Does your Fiance drink regular milk or non-fat? If it’s non-fat that is great, because milk is actually a base. My Dr recommended that I try to have the last thing I eat/drink be a base so that acid doesn’t sit at the esophageal opening.
As for Alfredo sauce, that can be really high in fat, don’t know if you are making it yourself or not, but I’d be careful.
Other things that can trigger that you might not think of are nuts and cheese and oils (inc olive oil) due to high fat . Also tea unless it is chamomile and mint can cause reflux too.
Has he been checked for a hiatal hernia? Usually those only get worse with time and the only way to fix it is surgery (cannot be fixed by diet or medication).
Post # 11
@kirabee: hehe I was just thinking about that post! I think it’s kinda funny that you referenced my post!! 🙂 Thank you for that!
Post # 12

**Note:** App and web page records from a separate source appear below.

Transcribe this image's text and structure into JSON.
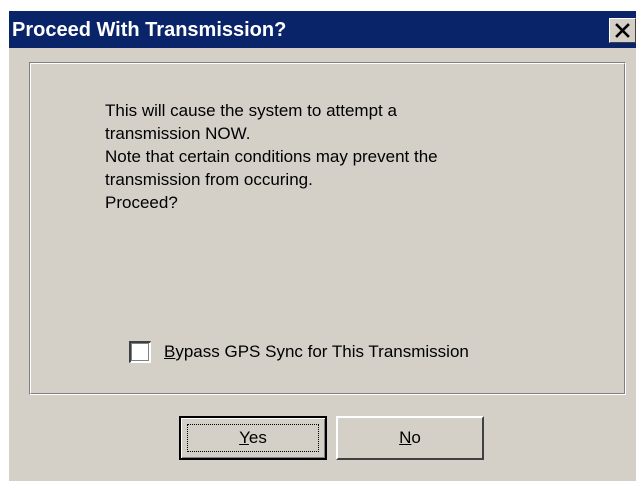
{
  "dialog": {
    "title": "Proceed With Transmission?",
    "close_icon": "close-x-icon",
    "message_lines": [
      "This will cause the system to attempt a",
      "transmission NOW.",
      "Note that certain conditions may prevent the",
      "transmission from occuring.",
      "Proceed?"
    ],
    "checkbox": {
      "access_key": "B",
      "label_rest": "ypass GPS Sync for This Transmission",
      "checked": false
    },
    "buttons": {
      "yes_key": "Y",
      "yes_rest": "es",
      "no_key": "N",
      "no_rest": "o"
    }
  },
  "colors": {
    "titlebar": "#0a246a",
    "face": "#d4d0c8"
  }
}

The other issue is that “prepared foods” even those you wouldn’t think to be acidic or high fat (i.e. apple sauce, canned goods, jarred goods, etc) are highly acidic in order to kill bacteria and keep the food shelf stable.
Post # 13
KatNYC2011 & CurlyDreamer : thank you so much for the advice!
Post # 14
I have a very similar story. I sucked it up for a long long time with the meds until I finally decided to go off of them. I was sick of the tests, the “attacks”, the nausea. After overhauling my diet and eating IMMEDIATELY (like, even before I use the bathroom) when I get up in the morning, I saw such dramatic improvements. Cutting down on stress in any way you possibly can is also beneficial. Best of luck, I know how terrible it can be.